In summation, what we have gathered thus far, among clinical pathway users and non-users, is that there are varying definitions of clinical pathways, including varying criteria, varying means to measure compliance, and how to make appropriate clinical treatment decisions.
Similarities Among Criteria in the Different Activities
As mentioned above, our collective interviews and surveys also took into account payers and providers that use nationally-recognized clinical guidelines as the basis of decision support (eg, NCCN Category 2A or 2B) or for treatment and reimbursement decisions with no confirmed cancer care management program. We compared these data to entities that will use NCCN to assess treatment options and prepare a select set of preferred pathways. An important takeaway in relation to this is that NCCN content may be considered to be the basis for selecting preferred regimens in a clinical pathways program, a decision tool for individual patient treatment decisions in cancer care management programs that do not include formal clinical pathways, and as general guidance for evidence-based care when a confirmed cancer care management program does not exist. In each case, the payer or provider asserts that they are approaching transparent, consistent evidence-based decision making (Table 2).
Although the numbers in Table 2 are not high, there is still some consistency in findings, whether in the presence or absence of official cancer care management programs or clinical pathways. As represented in Table 2, without a standard definition of clinical pathways, providers and payers may apply similar criteria (eg, following NCCN), but they refer to clinical pathways as something different. Thus, interpretation and definition of clinical pathways can include something prescriptive (eg, limited, preferred regimens with metrics), guiding (eg, NCCN category 2A), or a little of both.
Implications of Data
Based on the interviews and surveys conducted and subsequent findings, it seems that before we can judge what providers and payers are doing specific to evidence-based clinical decision making, we need to:
- define what constitutes a clinical pathway program;
- consider a program, no matter what the source;
- understand that providers may not identify treatment plans as pathways (even though clinical criteria are similar to clinical pathways programs); and
- establish the value of being considered a clinical pathways program.
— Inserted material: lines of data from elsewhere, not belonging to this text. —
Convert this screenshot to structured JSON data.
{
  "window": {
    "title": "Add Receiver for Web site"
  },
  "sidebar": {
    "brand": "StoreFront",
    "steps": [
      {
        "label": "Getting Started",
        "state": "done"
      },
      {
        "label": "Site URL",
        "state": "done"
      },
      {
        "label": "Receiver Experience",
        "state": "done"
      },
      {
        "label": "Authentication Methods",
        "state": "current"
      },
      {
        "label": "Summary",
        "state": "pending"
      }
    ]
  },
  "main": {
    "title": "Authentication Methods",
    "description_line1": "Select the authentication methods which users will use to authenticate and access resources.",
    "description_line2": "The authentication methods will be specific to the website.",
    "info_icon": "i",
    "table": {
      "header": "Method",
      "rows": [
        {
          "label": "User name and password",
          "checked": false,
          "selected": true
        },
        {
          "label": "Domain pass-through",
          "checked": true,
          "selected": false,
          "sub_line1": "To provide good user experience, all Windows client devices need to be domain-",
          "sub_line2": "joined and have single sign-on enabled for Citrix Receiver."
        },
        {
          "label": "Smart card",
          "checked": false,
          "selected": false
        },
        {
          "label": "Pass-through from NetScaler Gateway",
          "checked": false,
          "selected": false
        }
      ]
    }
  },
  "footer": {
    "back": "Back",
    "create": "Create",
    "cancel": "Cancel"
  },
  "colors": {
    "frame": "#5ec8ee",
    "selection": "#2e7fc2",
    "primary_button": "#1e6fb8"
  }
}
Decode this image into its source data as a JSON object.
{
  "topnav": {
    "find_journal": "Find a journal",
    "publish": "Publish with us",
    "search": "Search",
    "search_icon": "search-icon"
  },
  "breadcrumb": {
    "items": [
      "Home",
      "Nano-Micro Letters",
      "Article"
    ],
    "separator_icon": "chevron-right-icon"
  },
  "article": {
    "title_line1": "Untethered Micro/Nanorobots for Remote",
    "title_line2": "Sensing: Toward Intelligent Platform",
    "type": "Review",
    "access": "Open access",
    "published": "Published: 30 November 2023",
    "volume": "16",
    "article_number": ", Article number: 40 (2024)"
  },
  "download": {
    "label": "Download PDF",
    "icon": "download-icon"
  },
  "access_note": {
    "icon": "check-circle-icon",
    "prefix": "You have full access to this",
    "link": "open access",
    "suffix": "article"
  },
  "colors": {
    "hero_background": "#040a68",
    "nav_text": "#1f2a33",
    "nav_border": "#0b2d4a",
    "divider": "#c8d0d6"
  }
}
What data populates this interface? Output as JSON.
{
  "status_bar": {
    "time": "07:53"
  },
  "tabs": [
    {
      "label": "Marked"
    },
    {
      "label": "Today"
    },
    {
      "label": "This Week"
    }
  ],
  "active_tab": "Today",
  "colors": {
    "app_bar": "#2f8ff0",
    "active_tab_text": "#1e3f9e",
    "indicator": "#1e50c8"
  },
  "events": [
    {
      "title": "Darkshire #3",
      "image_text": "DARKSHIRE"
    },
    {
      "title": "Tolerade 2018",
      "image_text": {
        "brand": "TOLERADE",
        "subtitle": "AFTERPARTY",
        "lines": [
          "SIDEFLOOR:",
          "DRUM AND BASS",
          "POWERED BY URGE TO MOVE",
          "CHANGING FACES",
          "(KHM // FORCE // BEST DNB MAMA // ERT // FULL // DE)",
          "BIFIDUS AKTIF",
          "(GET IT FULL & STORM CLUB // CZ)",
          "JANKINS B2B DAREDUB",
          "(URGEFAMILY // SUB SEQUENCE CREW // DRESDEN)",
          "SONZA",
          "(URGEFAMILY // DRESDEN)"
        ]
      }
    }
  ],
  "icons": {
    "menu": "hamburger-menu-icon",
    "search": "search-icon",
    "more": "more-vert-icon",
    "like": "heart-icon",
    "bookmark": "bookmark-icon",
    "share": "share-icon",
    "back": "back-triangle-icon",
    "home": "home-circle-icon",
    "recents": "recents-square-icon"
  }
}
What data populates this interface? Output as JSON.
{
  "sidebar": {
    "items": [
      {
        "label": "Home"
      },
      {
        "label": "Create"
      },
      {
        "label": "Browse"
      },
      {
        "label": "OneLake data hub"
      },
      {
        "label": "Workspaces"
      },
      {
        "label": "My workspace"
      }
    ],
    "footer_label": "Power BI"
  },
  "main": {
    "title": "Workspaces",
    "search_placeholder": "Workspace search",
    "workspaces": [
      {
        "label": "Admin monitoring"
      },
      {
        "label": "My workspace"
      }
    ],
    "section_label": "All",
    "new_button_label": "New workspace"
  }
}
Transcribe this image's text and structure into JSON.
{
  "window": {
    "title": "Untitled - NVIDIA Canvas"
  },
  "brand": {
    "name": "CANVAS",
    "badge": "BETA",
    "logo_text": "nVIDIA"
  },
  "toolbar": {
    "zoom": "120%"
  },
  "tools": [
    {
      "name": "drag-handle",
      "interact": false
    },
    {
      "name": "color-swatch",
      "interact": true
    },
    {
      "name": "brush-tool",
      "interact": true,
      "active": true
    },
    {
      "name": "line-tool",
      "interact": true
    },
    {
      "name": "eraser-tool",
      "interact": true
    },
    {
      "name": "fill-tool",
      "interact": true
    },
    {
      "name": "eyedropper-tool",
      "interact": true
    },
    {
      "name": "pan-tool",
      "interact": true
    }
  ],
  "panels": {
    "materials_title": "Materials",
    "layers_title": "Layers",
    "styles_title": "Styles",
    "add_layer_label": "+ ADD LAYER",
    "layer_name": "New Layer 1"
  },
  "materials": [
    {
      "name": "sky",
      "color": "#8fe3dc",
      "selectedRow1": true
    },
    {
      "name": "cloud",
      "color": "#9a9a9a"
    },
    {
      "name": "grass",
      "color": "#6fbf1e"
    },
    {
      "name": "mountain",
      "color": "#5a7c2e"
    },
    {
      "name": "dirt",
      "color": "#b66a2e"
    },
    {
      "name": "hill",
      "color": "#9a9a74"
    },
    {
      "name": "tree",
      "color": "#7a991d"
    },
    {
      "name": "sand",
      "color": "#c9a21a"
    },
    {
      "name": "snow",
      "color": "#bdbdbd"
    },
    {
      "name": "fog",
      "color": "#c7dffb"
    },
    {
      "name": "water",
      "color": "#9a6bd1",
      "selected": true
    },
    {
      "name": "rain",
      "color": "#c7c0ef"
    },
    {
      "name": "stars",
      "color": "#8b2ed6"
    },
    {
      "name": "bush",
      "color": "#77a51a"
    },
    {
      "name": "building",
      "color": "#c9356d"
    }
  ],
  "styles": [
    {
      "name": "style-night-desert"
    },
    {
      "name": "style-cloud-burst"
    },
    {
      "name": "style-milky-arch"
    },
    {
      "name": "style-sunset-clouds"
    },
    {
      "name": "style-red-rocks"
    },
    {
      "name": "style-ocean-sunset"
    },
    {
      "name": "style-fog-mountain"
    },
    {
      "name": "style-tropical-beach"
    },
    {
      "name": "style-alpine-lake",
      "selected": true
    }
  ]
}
In the end, this will assist in bringing all interested parties together—vendors, payers, providers, industry—to concur if there is a need for clinical pathways (regardless of whether the decision to use them is according to the asserted standards of clinical pathways or through alternative activities) before more time and money are spent on developing them.
While ASCO has introduced helpful policy statements to assist in the evolution of value-based care delivery and the dissemination of clinical pathways, variations in use, perceptions, and execution of clinical pathways programs and similar (perhaps alternatively named) programs will persist in real-world practice. It is important to understand these variations in perception, criteria, and practice in order to move forward in enhancing clinical pathways programs with the aim of delivering high-quality, value-based oncology care.
1. Schroeder A. Cancer management systems–are we heading down the right road? Oncology Issues. 2012;27(5):30-37.
2. Schroeder A. Clinical pathways: a current snapshot, and the journey ahead. J Clin Pathways. 2017;3(2):33-40.
3. Zon R, Frame JN, Neuss MN, et al. American Society of Clinical Oncology policy statement on clinical pathways in oncology. J Oncol Pract. 2016;12(3):261-267.
4. Zon RT. ASCO policy statement on clinical pathways in oncology: why now? Am J Manage Care. 2016;22(5 special issue):SP162-SP164.
5. DK Pierce & Associates, Inc. DKP Critical Insights®—Clinical Pathways and Other Cancer Management Models–Vendor, Provider, and Payer Perspectives, 2011-2018 [proprietary research].